MURPHY: Striving for peace after Brussels

Photo by Jeon Han

Photo via

Traditionalists were less than pleased when Pope Francis rocked the boat in the Catholic Church again. On Holy Thursday when popes traditionally washed the feet of 12 Catholic men in St. Peter’s Basilica, the pope washed and kissed the feet of twelve Christian, Hindu and Muslim men and women refugees in a shelter for asylum-seekers.

“We have different cultures and religions, but we are brothers and we want to live in peace,” the pope preached.

Given recent events, his message is particularly poignant.

On Tuesday, March 22, terror attacks in an airport and metro station in Brussels left at least 35 dead and over 300 injured.

Recently, more of the dead are being identified. From 40 countries, they are young and old, brothers and sisters, mothers and fathers. One can only imagine the grief their friends and families must be feeling after this senseless loss.

Across the world, Brussels reverberates in our thoughts and conversations. Many of us find ourselves in a state of fear and despair, and we find ourselves asking the same questions we did only four months ago after the tragedy in Paris.

Pope Francis’ action is a protest for peace. It might look small or inconsequential in the face of so much ruthlessness – not unlike the proverbial “grain of mustard seed.” Nonetheless, it sends an important message.

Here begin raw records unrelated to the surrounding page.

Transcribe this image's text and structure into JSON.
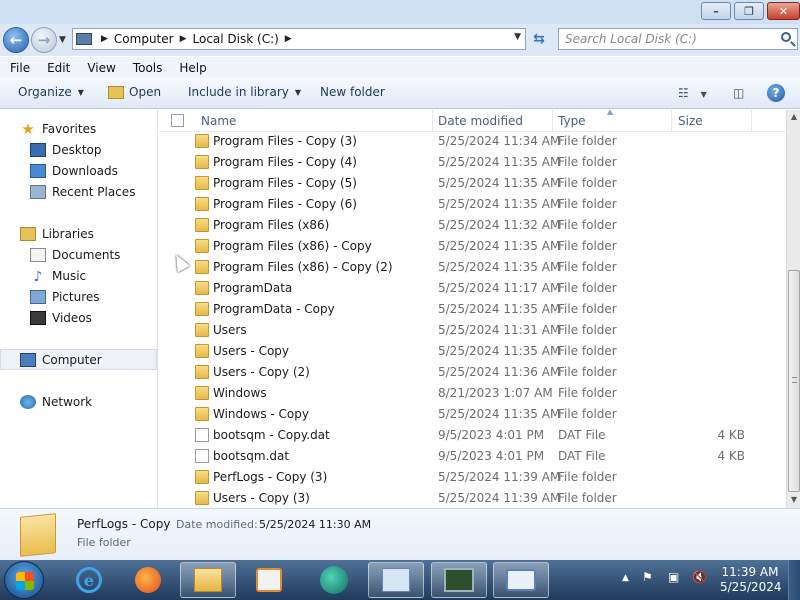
{
  "address": {
    "crumbs": [
      "Computer",
      "Local Disk (C:)"
    ],
    "search_placeholder": "Search Local Disk (C:)"
  },
  "menu": [
    "File",
    "Edit",
    "View",
    "Tools",
    "Help"
  ],
  "commands": {
    "organize": "Organize",
    "open": "Open",
    "include": "Include in library",
    "new_folder": "New folder"
  },
  "nav": {
    "favorites": "Favorites",
    "desktop": "Desktop",
    "downloads": "Downloads",
    "recent": "Recent Places",
    "libraries": "Libraries",
    "documents": "Documents",
    "music": "Music",
    "pictures": "Pictures",
    "videos": "Videos",
    "computer": "Computer",
    "network": "Network"
  },
  "columns": {
    "name": "Name",
    "date": "Date modified",
    "type": "Type",
    "size": "Size"
  },
  "files": [
    {
      "name": "Program Files - Copy (3)",
      "date": "5/25/2024 11:34 AM",
      "type": "File folder",
      "size": "",
      "kind": "folder"
    },
    {
      "name": "Program Files - Copy (4)",
      "date": "5/25/2024 11:35 AM",
      "type": "File folder",
      "size": "",
      "kind": "folder"
    },
    {
      "name": "Program Files - Copy (5)",
      "date": "5/25/2024 11:35 AM",
      "type": "File folder",
      "size": "",
      "kind": "folder"
    },
    {
      "name": "Program Files - Copy (6)",
      "date": "5/25/2024 11:35 AM",
      "type": "File folder",
      "size": "",
      "kind": "folder"
    },
    {
      "name": "Program Files (x86)",
      "date": "5/25/2024 11:32 AM",
      "type": "File folder",
      "size": "",
      "kind": "folder"
    },
    {
      "name": "Program Files (x86) - Copy",
      "date": "5/25/2024 11:35 AM",
      "type": "File folder",
      "size": "",
      "kind": "folder"
    },
    {
      "name": "Program Files (x86) - Copy (2)",
      "date": "5/25/2024 11:35 AM",
      "type": "File folder",
      "size": "",
      "kind": "folder"
    },
    {
      "name": "ProgramData",
      "date": "5/25/2024 11:17 AM",
      "type": "File folder",
      "size": "",
      "kind": "folder"
    },
    {
      "name": "ProgramData - Copy",
      "date": "5/25/2024 11:35 AM",
      "type": "File folder",
      "size": "",
      "kind": "folder"
    },
    {
      "name": "Users",
      "date": "5/25/2024 11:31 AM",
      "type": "File folder",
      "size": "",
      "kind": "folder"
    },
    {
      "name": "Users - Copy",
      "date": "5/25/2024 11:35 AM",
      "type": "File folder",
      "size": "",
      "kind": "folder"
    },
    {
      "name": "Users - Copy (2)",
      "date": "5/25/2024 11:36 AM",
      "type": "File folder",
      "size": "",
      "kind": "folder"
    },
    {
      "name": "Windows",
      "date": "8/21/2023 1:07 AM",
      "type": "File folder",
      "size": "",
      "kind": "folder"
    },
    {
      "name": "Windows - Copy",
      "date": "5/25/2024 11:35 AM",
      "type": "File folder",
      "size": "",
      "kind": "folder"
    },
    {
      "name": "bootsqm - Copy.dat",
      "date": "9/5/2023 4:01 PM",
      "type": "DAT File",
      "size": "4 KB",
      "kind": "file"
    },
    {
      "name": "bootsqm.dat",
      "date": "9/5/2023 4:01 PM",
      "type": "DAT File",
      "size": "4 KB",
      "kind": "file"
    },
    {
      "name": "PerfLogs - Copy (3)",
      "date": "5/25/2024 11:39 AM",
      "type": "File folder",
      "size": "",
      "kind": "folder"
    },
    {
      "name": "Users - Copy (3)",
      "date": "5/25/2024 11:39 AM",
      "type": "File folder",
      "size": "",
      "kind": "folder"
    }
  ],
  "details": {
    "name": "PerfLogs - Copy",
    "modified_label": "Date modified:",
    "modified_value": "5/25/2024 11:30 AM",
    "type": "File folder"
  },
  "taskbar": {
    "time": "11:39 AM",
    "date": "5/25/2024"
  },
  "colors": {
    "titlebar": "#cfe0f3",
    "accent": "#1e395b",
    "taskbar": "#2b4a70",
    "folder": "#e7b94a"
  }
}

There are those within the church who hold dogmatism higher than humanity. These people insist the ritual washing of feet loses its meaning when women and non-Catholics are included. They point out that the 12 apostles’ feet that Jesus washed were men’s. But if they followed this logic faithfully, they might also insist that the pope only wash Jewish feet.

The pope rebukes this narrow-mindedness. He adapts the tradition to the needs of our time. Including women and people of other faiths reminds us God’s love is for all people and Christians have a duty to treat all people with compassion, regardless of creed. It is a vital message in today’s polarized climate.

It is also a message that many of our politicians would do well to heed. While many of them respond to tragedy with isolationist and xenophobic proposals and rhetoric, Pope Francis calls for an opening up. He calls us to recognize our common humanity in refugees.

Our first instincts might be fear or despair, and that is only natural. What is comforting about the pope’s message is that we don’t have to stop there, that we can move beyond those instincts into something deeper and more meaningful, something constructive. Peace takes work. If it were easy, we’d have it by now. But I don’t believe it’s impossible.

It isn’t enough to say “we want to live in peace.” If that were all the pope said, we wouldn’t be talking about him now. He engaged with the very people many of us are ready to turn our backs on, and that leaves me with some hope that all is not lost.

It reminds me of a saying by John Henry Newman: “I sought to hear the voice of God and climbed the topmost steeple, but God declared: “Go down again – I dwell among the people.”